“The outcome that we don’t want, the unintended consequence of this, is that applications get filed to the OLT,” he said. “And they lawyer up and it becomes adversarial.”

Both he and Ana Bailao, Toronto’s deputy mayor for housing, argued that the planning process works best on major projects when there’s a dialogue between the developer and city staff, as well as the local community. Ms. Bailao noted that this can be a complicated back and forth and said that the onus can’t be on the city alone to speed the process.

“The legislation needs to be drafted in a way that not only tells municipalities that they have to do things in a certain way, but the applicant as well,” she said in an interview. “We give them comments. So if they take long to respond, there’s nothing we can do.”

Giulio Cescato, an associate director with IBI Group and a former manager of community planning with the City of Toronto, said the deadlines are unrealistic for large projects. He said the province’s plan appears poorly thought out and could further jam the OLT with appeals.

“If the intent of this was to speed up the process, I think the result of it will be precisely the opposite,” Mr. Cescato said in an interview.

He said no one disagrees the planning system needs to be improved. A better way forward for Toronto, he said, would be to concentrate efforts on revising its outdated zoning rules, which determine how high buildings can be, among other things, so that they match its official plan, which lays out where the city intends to grow. Doing so, he said, would allow developers to get their approvals without jumping though as many hoops.

Three Ontario initiatives aim to tackle soaring housing costs, but will any of them really help?

Despite the concerns, Ontario’s Municipal Affairs and Housing Minister, Steve Clark, doubled down on the refund policy as a key incentive to speed up application approvals at the municipal level.

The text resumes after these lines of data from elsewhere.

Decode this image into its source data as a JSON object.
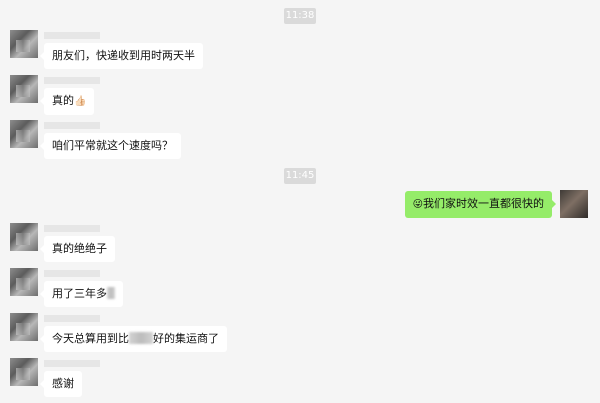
{
  "timestamps": [
    "11:38",
    "11:45"
  ],
  "messages": [
    {
      "text": "朋友们，快递收到用时两天半"
    },
    {
      "text": "真的",
      "emoji": "👍🏻"
    },
    {
      "text": "咱们平常就这个速度吗？"
    },
    {
      "text": "我们家时效一直都很快的",
      "emoji": "😜"
    },
    {
      "text": "真的绝绝子"
    },
    {
      "text": "用了三年多"
    },
    {
      "text_before": "今天总算用到比",
      "text_after": "好的集运商了"
    },
    {
      "text": "感谢"
    }
  ]
}
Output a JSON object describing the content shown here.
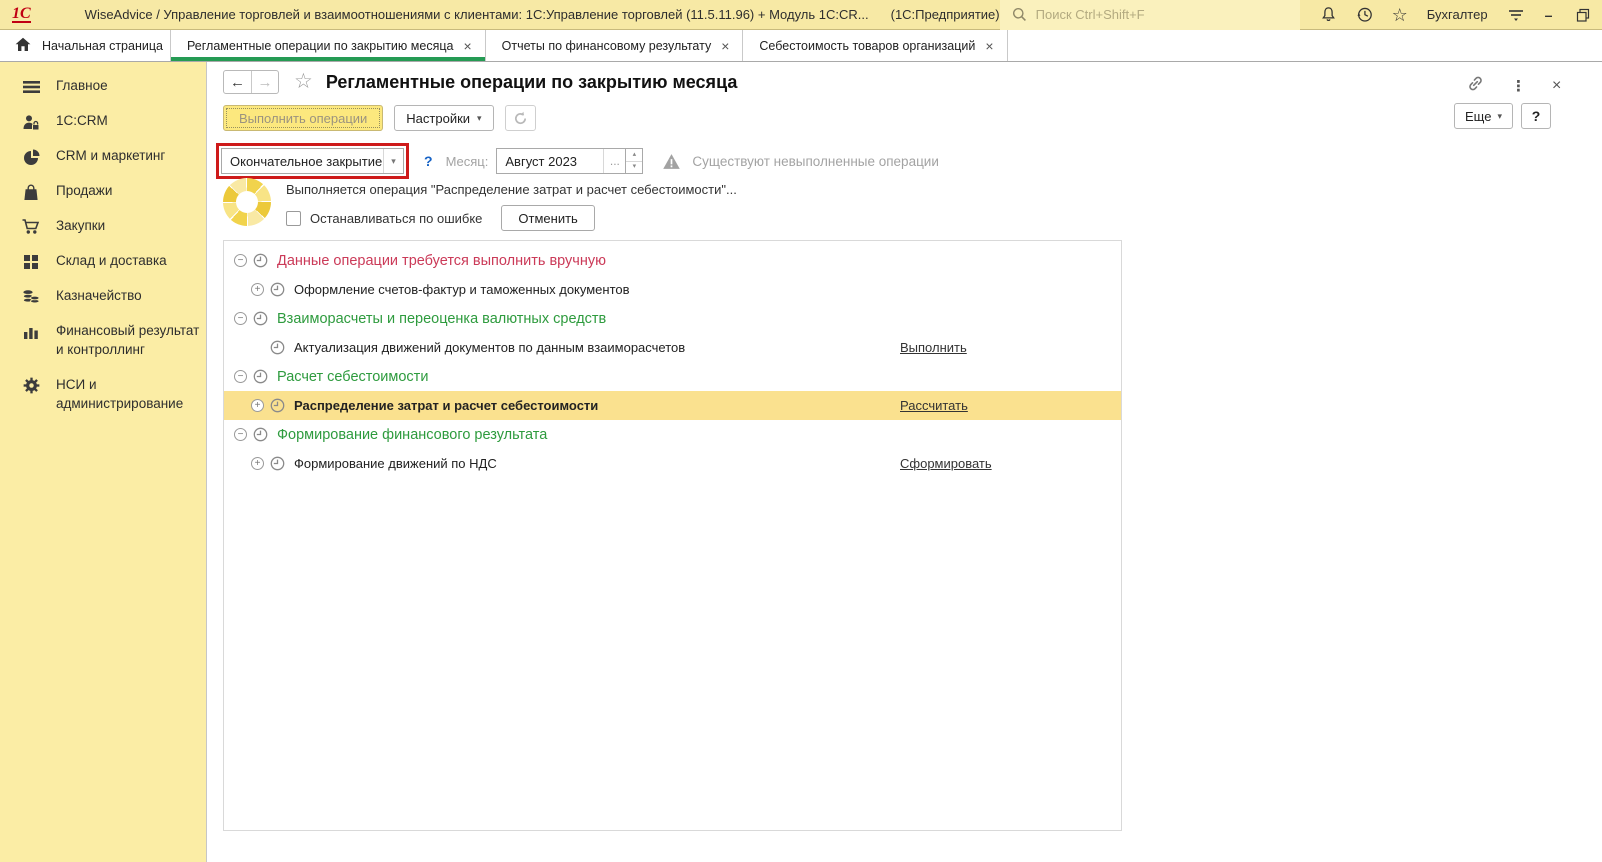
{
  "topbar": {
    "logo": "1С",
    "title": "WiseAdvice / Управление торговлей и взаимоотношениями с клиентами: 1С:Управление торговлей (11.5.11.96) + Модуль 1С:CR...",
    "app_suffix": "(1С:Предприятие)",
    "search_placeholder": "Поиск Ctrl+Shift+F",
    "user": "Бухгалтер"
  },
  "tabs": {
    "home_label": "Начальная страница",
    "items": [
      {
        "label": "Регламентные операции по закрытию месяца",
        "active": true
      },
      {
        "label": "Отчеты по финансовому результату",
        "active": false
      },
      {
        "label": "Себестоимость товаров организаций",
        "active": false
      }
    ]
  },
  "sidebar": {
    "items": [
      {
        "label": "Главное",
        "icon": "menu-lines-icon"
      },
      {
        "label": "1C:CRM",
        "icon": "person-lock-icon"
      },
      {
        "label": "CRM и маркетинг",
        "icon": "pie-chart-icon"
      },
      {
        "label": "Продажи",
        "icon": "bag-icon"
      },
      {
        "label": "Закупки",
        "icon": "cart-icon"
      },
      {
        "label": "Склад и доставка",
        "icon": "grid-icon"
      },
      {
        "label": "Казначейство",
        "icon": "coins-icon"
      },
      {
        "label": "Финансовый результат и контроллинг",
        "icon": "bar-chart-icon"
      },
      {
        "label": "НСИ и администрирование",
        "icon": "gear-icon"
      }
    ]
  },
  "page": {
    "title": "Регламентные операции по закрытию месяца",
    "more_button": "Еще",
    "help_button": "?",
    "execute_button": "Выполнить операции",
    "settings_button": "Настройки",
    "closing_type": "Окончательное закрытие",
    "help_question": "?",
    "month_label": "Месяц:",
    "month_value": "Август 2023",
    "ellipsis_button": "...",
    "warning_text": "Существуют невыполненные операции",
    "progress": {
      "text": "Выполняется операция \"Распределение затрат и расчет себестоимости\"...",
      "checkbox_label": "Останавливаться по ошибке",
      "cancel_button": "Отменить"
    },
    "operations": [
      {
        "type": "group",
        "color": "red",
        "label": "Данные операции требуется выполнить вручную",
        "expander": "minus"
      },
      {
        "type": "item",
        "label": "Оформление счетов-фактур и таможенных документов",
        "expander": "plus"
      },
      {
        "type": "group",
        "color": "green",
        "label": "Взаиморасчеты и переоценка валютных средств",
        "expander": "minus"
      },
      {
        "type": "item",
        "label": "Актуализация движений документов по данным взаиморасчетов",
        "action": "Выполнить"
      },
      {
        "type": "group",
        "color": "green",
        "label": "Расчет себестоимости",
        "expander": "minus"
      },
      {
        "type": "item",
        "label": "Распределение затрат и расчет себестоимости",
        "expander": "plus",
        "action": "Рассчитать",
        "selected": true
      },
      {
        "type": "group",
        "color": "green",
        "label": "Формирование финансового результата",
        "expander": "minus"
      },
      {
        "type": "item",
        "label": "Формирование движений по НДС",
        "expander": "plus",
        "action": "Сформировать"
      }
    ]
  },
  "icons": {
    "close": "×",
    "back": "←",
    "forward": "→",
    "star": "☆",
    "dots": "⋮",
    "dropdown": "▾",
    "up": "▴",
    "down": "▾",
    "minus": "−",
    "plus": "+",
    "minimize": "–"
  },
  "colors": {
    "topbar_bg": "#f7e9a5",
    "sidebar_bg": "#fbeda5",
    "selected_row": "#fae18f",
    "active_tab_green": "#259b54",
    "group_red": "#cb3a58",
    "group_green": "#2e9b3e",
    "annotation_red": "#ce1a1a",
    "button_yellow": "#fce87e"
  }
}
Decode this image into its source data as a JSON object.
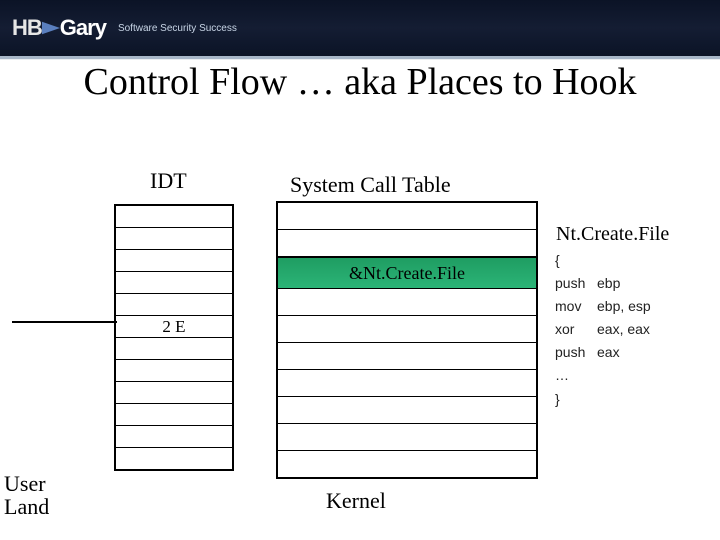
{
  "logo": {
    "hb": "HB",
    "gary": "Gary",
    "tagline": "Software Security Success"
  },
  "title": "Control Flow … aka Places to Hook",
  "labels": {
    "idt": "IDT",
    "sct": "System Call Table",
    "func": "Nt.Create.File",
    "userland_line1": "User",
    "userland_line2": "Land",
    "kernel": "Kernel"
  },
  "idt_rows": [
    "",
    "",
    "",
    "",
    "",
    "2 E",
    "",
    "",
    "",
    "",
    "",
    ""
  ],
  "sct_rows": [
    "",
    "",
    "&Nt.Create.File",
    "",
    "",
    "",
    "",
    "",
    "",
    ""
  ],
  "sct_highlight_index": 2,
  "asm": [
    {
      "op": "{",
      "arg": ""
    },
    {
      "op": "push",
      "arg": "ebp"
    },
    {
      "op": "mov",
      "arg": "ebp, esp"
    },
    {
      "op": "xor",
      "arg": "eax, eax"
    },
    {
      "op": "push",
      "arg": "eax"
    },
    {
      "op": "…",
      "arg": ""
    },
    {
      "op": "}",
      "arg": ""
    }
  ]
}
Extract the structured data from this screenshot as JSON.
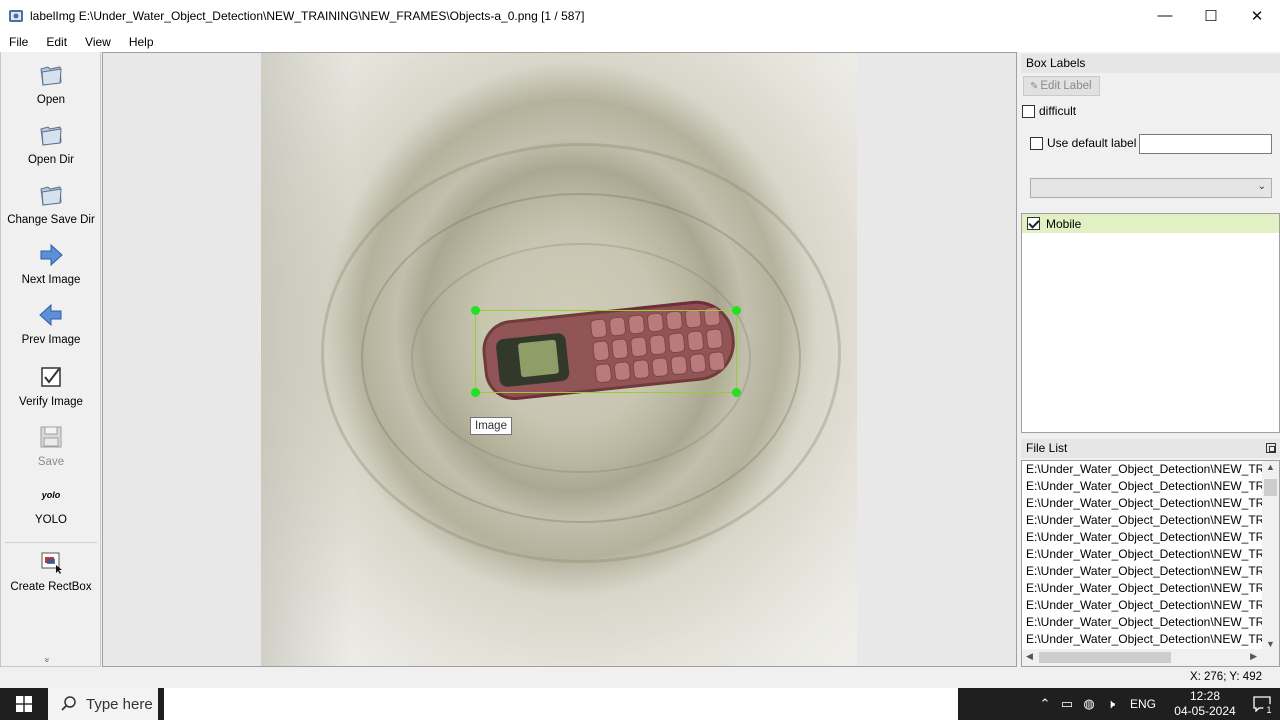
{
  "window": {
    "title": "labelImg E:\\Under_Water_Object_Detection\\NEW_TRAINING\\NEW_FRAMES\\Objects-a_0.png [1 / 587]",
    "minimize": "—",
    "maximize": "☐",
    "close": "✕"
  },
  "menu": [
    "File",
    "Edit",
    "View",
    "Help"
  ],
  "toolbar": {
    "open": "Open",
    "open_dir": "Open Dir",
    "change_save_dir": "Change Save Dir",
    "next_image": "Next Image",
    "prev_image": "Prev Image",
    "verify_image": "Verify Image",
    "save": "Save",
    "yolo_icon_text": "yolo",
    "yolo": "YOLO",
    "create_rectbox": "Create RectBox",
    "more": "»"
  },
  "canvas": {
    "tooltip": "Image",
    "box_color": "#9acd32",
    "handle_color": "#22e022"
  },
  "box_labels": {
    "title": "Box Labels",
    "edit_label": "Edit Label",
    "difficult": "difficult",
    "use_default_label": "Use default label",
    "default_label_value": "",
    "labels": [
      {
        "name": "Mobile",
        "checked": true
      }
    ]
  },
  "file_list": {
    "title": "File List",
    "items": [
      "E:\\Under_Water_Object_Detection\\NEW_TRA",
      "E:\\Under_Water_Object_Detection\\NEW_TRA",
      "E:\\Under_Water_Object_Detection\\NEW_TRA",
      "E:\\Under_Water_Object_Detection\\NEW_TRA",
      "E:\\Under_Water_Object_Detection\\NEW_TRA",
      "E:\\Under_Water_Object_Detection\\NEW_TRA",
      "E:\\Under_Water_Object_Detection\\NEW_TRA",
      "E:\\Under_Water_Object_Detection\\NEW_TRA",
      "E:\\Under_Water_Object_Detection\\NEW_TRA",
      "E:\\Under_Water_Object_Detection\\NEW_TRA",
      "E:\\Under_Water_Object_Detection\\NEW_TRA"
    ]
  },
  "status": {
    "coords": "X: 276; Y: 492"
  },
  "taskbar": {
    "search_placeholder": "Type here",
    "language": "ENG",
    "time": "12:28",
    "date": "04-05-2024",
    "notification_count": "1"
  }
}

“I make no apologies about trying to add some rigour into the system,” Mr. Clark told reporters on Thursday at Queen’s Park. “We’ve got to get shovels in the ground faster and this is the way to do it.”

Cam Guthrie, the mayor of Guelph, Ont., and the current chairman of Ontario’s Big City Mayors group, said he agreed the deadlines could cause issues with planning departments, which are already short-staffed. But he said the housing crisis means all governments need to work together to find new solutions.

“We have to try something new,” Mr. Guthrie said. “We can’t continue the way we have for years, because the current reality of housing is not working.”

Our Morning Update and Evening Update newsletters are written by Globe editors, giving you a concise summary of the day’s most important headlines. Sign up today.

Your Globe

Build your personal news feed

Follow the authors of this article:

Follow topics related to this article:

Check Following for new articles

Interact with The Globe